I am often asked what the best way to learn Chinese is, and I have to say that there is no quick fix. Like learning any language, learning Chinese takes time. To make sure your time is well-spent, however, here are eight things that have helped others accelerate their studies. Note that these tips are coming to you from a Mandarin-speaking wai guo ren (also known as non-Chinese or “foreigner”). The perspective of a native Chinese speaker would certainly be different.
Listed in no particular order:
- Live in China or Taiwan. Being immersed in the environment is a sure fire way to train your ear to “hear” the language more quickly and provides lots of opportunities for practice. If you live in one of these places, you have a great advantage in learning.
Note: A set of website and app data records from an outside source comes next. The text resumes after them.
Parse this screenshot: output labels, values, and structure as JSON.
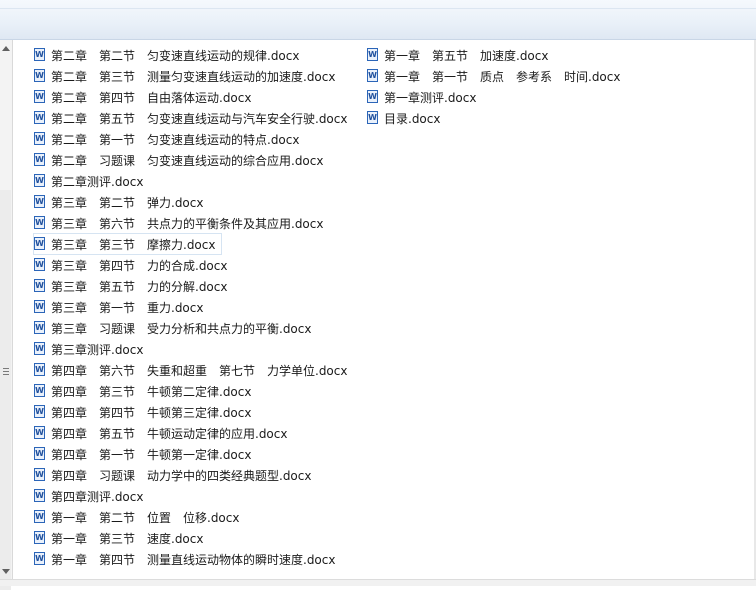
{
  "icon": "word-docx-icon",
  "files_column_1": [
    "第二章　第二节　匀变速直线运动的规律.docx",
    "第二章　第三节　测量匀变速直线运动的加速度.docx",
    "第二章　第四节　自由落体运动.docx",
    "第二章　第五节　匀变速直线运动与汽车安全行驶.docx",
    "第二章　第一节　匀变速直线运动的特点.docx",
    "第二章　习题课　匀变速直线运动的综合应用.docx",
    "第二章测评.docx",
    "第三章　第二节　弹力.docx",
    "第三章　第六节　共点力的平衡条件及其应用.docx",
    "第三章　第三节　摩擦力.docx",
    "第三章　第四节　力的合成.docx",
    "第三章　第五节　力的分解.docx",
    "第三章　第一节　重力.docx",
    "第三章　习题课　受力分析和共点力的平衡.docx",
    "第三章测评.docx",
    "第四章　第六节　失重和超重　第七节　力学单位.docx",
    "第四章　第三节　牛顿第二定律.docx",
    "第四章　第四节　牛顿第三定律.docx",
    "第四章　第五节　牛顿运动定律的应用.docx",
    "第四章　第一节　牛顿第一定律.docx",
    "第四章　习题课　动力学中的四类经典题型.docx",
    "第四章测评.docx",
    "第一章　第二节　位置　位移.docx",
    "第一章　第三节　速度.docx",
    "第一章　第四节　测量直线运动物体的瞬时速度.docx"
  ],
  "files_column_2": [
    "第一章　第五节　加速度.docx",
    "第一章　第一节　质点　参考系　时间.docx",
    "第一章测评.docx",
    "目录.docx"
  ],
  "selected_file": "第三章　第三节　摩擦力.docx"
}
- Have a Chinese-speaking spouse, partner or friend. Proximity again…being around a (native) speaker increases your chances of learning the language, especially if you are trying to do so and if this is someone you spend a lot of time with.
- Watch Chinese-language movies. If you have some basis in Chinese, you can learn a lot from watching Chinese-language movies and reading the Chinese (or English) subtitles. If you can read Chinese… watch English-language movies in English and read Chinese subtitles to see how everything translates. (Of course, you need to FIND those Chinese-subtitled movies… much easier when you are in China)
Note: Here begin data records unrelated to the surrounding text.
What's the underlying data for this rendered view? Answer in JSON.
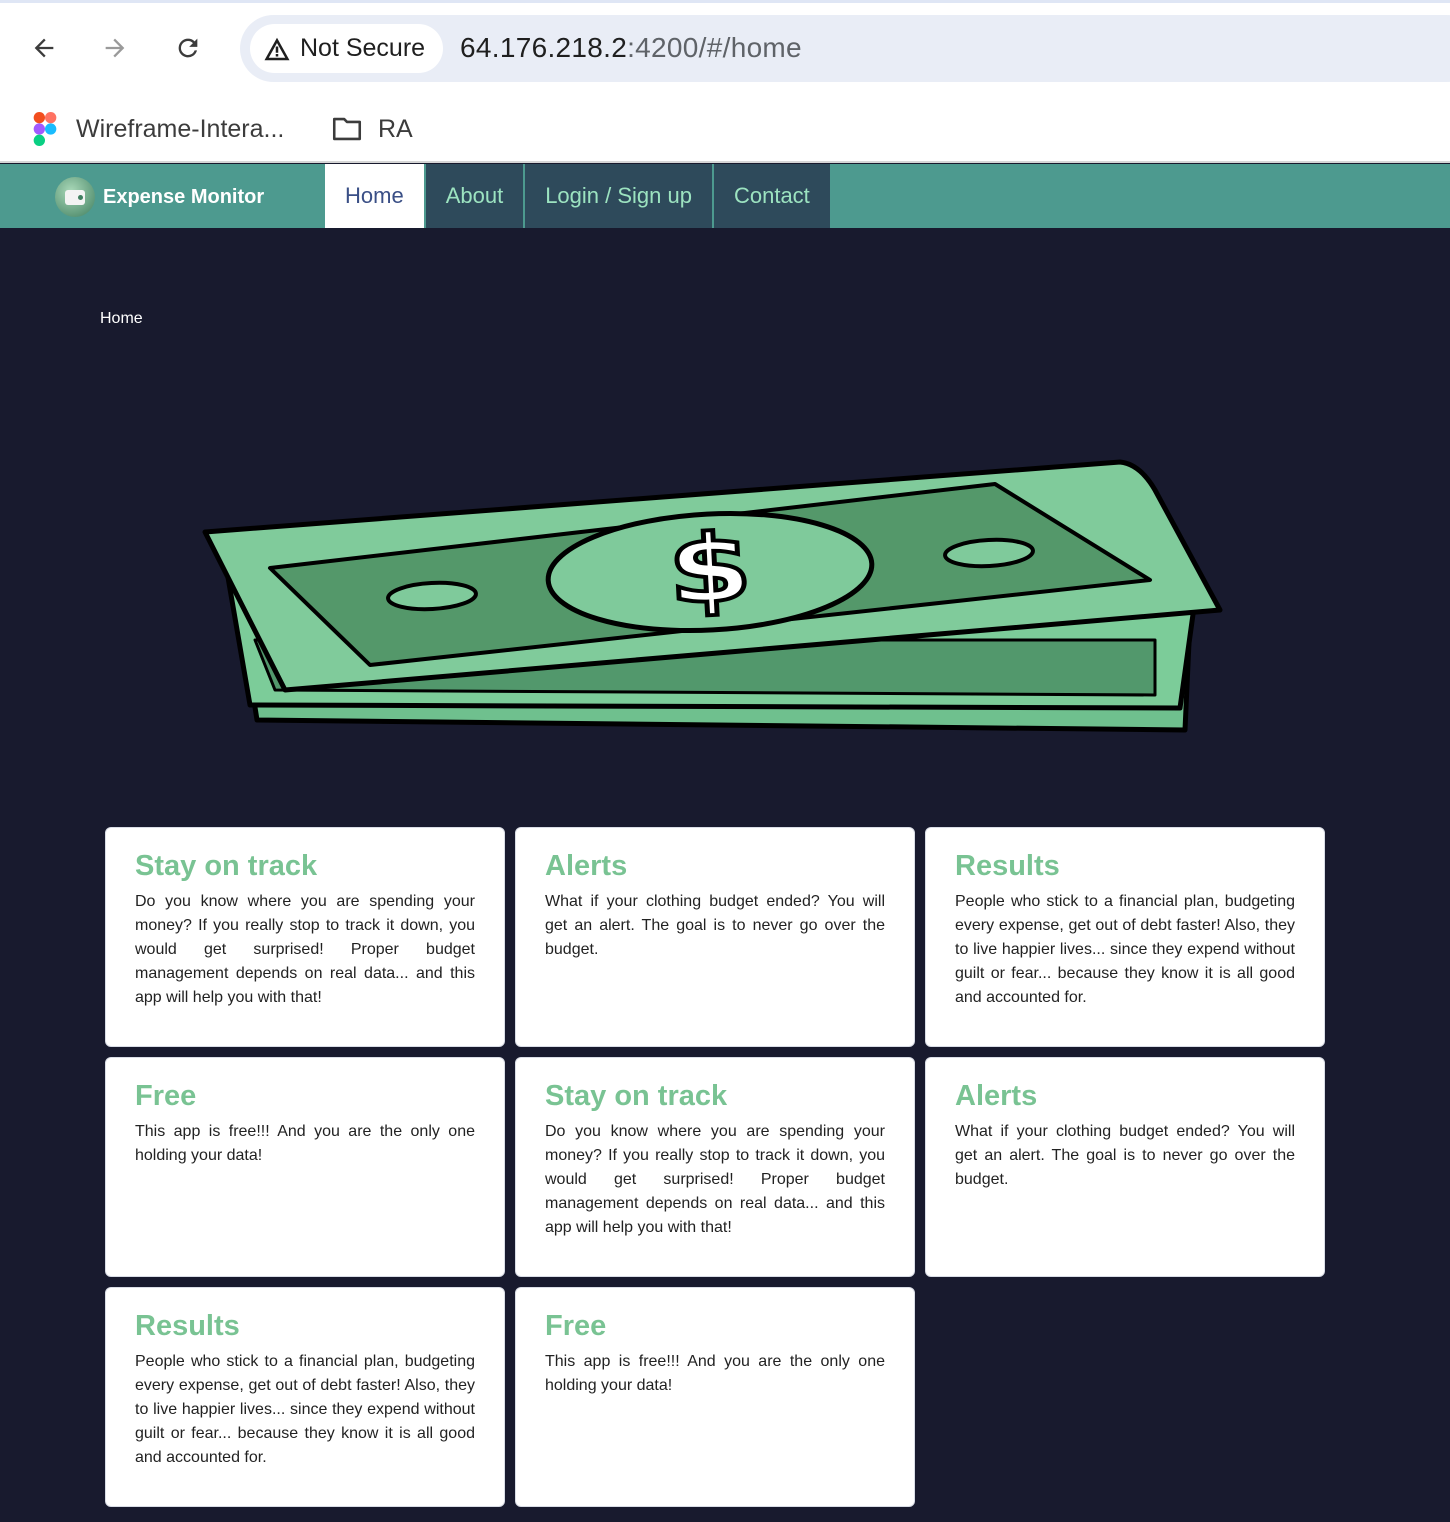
{
  "browser": {
    "security_label": "Not Secure",
    "url_host": "64.176.218.2",
    "url_path": ":4200/#/home",
    "bookmarks": [
      {
        "label": "Wireframe-Intera...",
        "icon": "figma-icon"
      },
      {
        "label": "RA",
        "icon": "folder-icon"
      }
    ]
  },
  "app": {
    "brand": "Expense Monitor",
    "tabs": [
      {
        "label": "Home",
        "active": true
      },
      {
        "label": "About",
        "active": false
      },
      {
        "label": "Login / Sign up",
        "active": false
      },
      {
        "label": "Contact",
        "active": false
      }
    ],
    "colors": {
      "navbar": "#4d9a8f",
      "tab_bg": "#2e4a5b",
      "tab_text": "#9ce3c0",
      "active_tab_text": "#3a4f86",
      "page_bg": "#181a2e",
      "card_title": "#79c393"
    }
  },
  "main": {
    "breadcrumb": "Home",
    "hero_icon": "money-stack-icon",
    "cards": [
      {
        "title": "Stay on track",
        "text": "Do you know where you are spending your money? If you really stop to track it down, you would get surprised! Proper budget management depends on real data... and this app will help you with that!"
      },
      {
        "title": "Alerts",
        "text": "What if your clothing budget ended? You will get an alert. The goal is to never go over the budget."
      },
      {
        "title": "Results",
        "text": "People who stick to a financial plan, budgeting every expense, get out of debt faster! Also, they to live happier lives... since they expend without guilt or fear... because they know it is all good and accounted for."
      },
      {
        "title": "Free",
        "text": "This app is free!!! And you are the only one holding your data!"
      },
      {
        "title": "Stay on track",
        "text": "Do you know where you are spending your money? If you really stop to track it down, you would get surprised! Proper budget management depends on real data... and this app will help you with that!"
      },
      {
        "title": "Alerts",
        "text": "What if your clothing budget ended? You will get an alert. The goal is to never go over the budget."
      },
      {
        "title": "Results",
        "text": "People who stick to a financial plan, budgeting every expense, get out of debt faster! Also, they to live happier lives... since they expend without guilt or fear... because they know it is all good and accounted for."
      },
      {
        "title": "Free",
        "text": "This app is free!!! And you are the only one holding your data!"
      }
    ]
  }
}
- Subscribe to “learn Chinese” podcasts. Even if you have absolutely no access to other materials and live far, far away from any other Chinese-language speakers, there are “learn Chinese” programs available on the internet. Some offer free lessons for beginning students.
- Take a Chinese class that has few English speakers. When there is little or no translation done in the class, it is harder at the beginning but you will learn “better.” I was once in a class where all the other students were Korean. All explanations had to be given in Chinese… even at the basic level.
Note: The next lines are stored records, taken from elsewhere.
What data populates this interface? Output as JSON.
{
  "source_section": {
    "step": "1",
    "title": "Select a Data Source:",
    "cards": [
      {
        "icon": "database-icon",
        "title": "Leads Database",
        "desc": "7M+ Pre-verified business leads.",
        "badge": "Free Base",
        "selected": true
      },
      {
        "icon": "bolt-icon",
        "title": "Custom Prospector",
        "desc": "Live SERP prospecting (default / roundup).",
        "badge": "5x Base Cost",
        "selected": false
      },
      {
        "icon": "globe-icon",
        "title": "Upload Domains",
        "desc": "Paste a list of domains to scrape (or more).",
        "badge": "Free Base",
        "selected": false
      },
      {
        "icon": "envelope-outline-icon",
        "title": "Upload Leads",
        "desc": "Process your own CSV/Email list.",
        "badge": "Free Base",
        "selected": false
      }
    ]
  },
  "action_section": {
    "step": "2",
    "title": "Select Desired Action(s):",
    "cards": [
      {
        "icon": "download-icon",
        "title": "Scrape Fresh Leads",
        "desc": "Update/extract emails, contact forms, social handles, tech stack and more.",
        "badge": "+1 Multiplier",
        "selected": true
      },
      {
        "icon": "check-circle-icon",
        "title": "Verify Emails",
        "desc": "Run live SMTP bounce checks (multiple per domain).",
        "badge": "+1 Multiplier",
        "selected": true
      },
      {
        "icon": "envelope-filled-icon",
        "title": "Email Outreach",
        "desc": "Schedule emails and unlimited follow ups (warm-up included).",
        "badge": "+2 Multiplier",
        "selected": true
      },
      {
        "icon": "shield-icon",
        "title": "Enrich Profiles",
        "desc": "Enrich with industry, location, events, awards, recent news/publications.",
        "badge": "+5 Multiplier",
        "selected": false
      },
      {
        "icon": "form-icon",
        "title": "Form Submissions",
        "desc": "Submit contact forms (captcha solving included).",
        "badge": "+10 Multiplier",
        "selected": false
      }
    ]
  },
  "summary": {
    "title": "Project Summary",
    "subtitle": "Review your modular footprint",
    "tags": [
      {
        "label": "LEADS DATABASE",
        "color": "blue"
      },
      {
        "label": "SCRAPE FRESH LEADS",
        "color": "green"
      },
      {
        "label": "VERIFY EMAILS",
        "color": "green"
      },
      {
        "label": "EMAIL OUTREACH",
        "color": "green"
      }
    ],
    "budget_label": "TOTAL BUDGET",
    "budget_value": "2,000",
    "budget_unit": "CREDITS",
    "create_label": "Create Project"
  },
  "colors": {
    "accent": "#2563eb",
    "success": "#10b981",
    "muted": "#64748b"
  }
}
- Work in a Chinese restaurant. Or be in another environment where people do not speak your language, but do speak Chinese. You will have to learn some Mandarin in order to survive. Here in Texas, some of my Texan-speaking friends have picked up more Spanish working in restaurants or other places with Spanish-only colleagues than they have in six to ten years of school training. It works for Chinese, too.
- Teach English to Chinese speakers. Especially when you are working with students who have very little English ability, you will learn some Chinese by default. You can also practice what Chinese you know. Another good avenue is teaching English to Chinese children.
- Repeat, repeat, repeat. Like all languages, learning Mandarin requires mucho repetition… maybe even more than other romance languages because you have to work on getting the word right, then the tone right. Just keep trying and practicing. It helps to have a very healthy self-image and not being afraid to make a mistake, because you WILL make mistakes!
The study of Chinese is a major undertaking, but is more relevant than ever before.
There are more ways to learn the language, and I am happy to recommend remote teaching resources as well. Contact me today!! It’s never too late to start….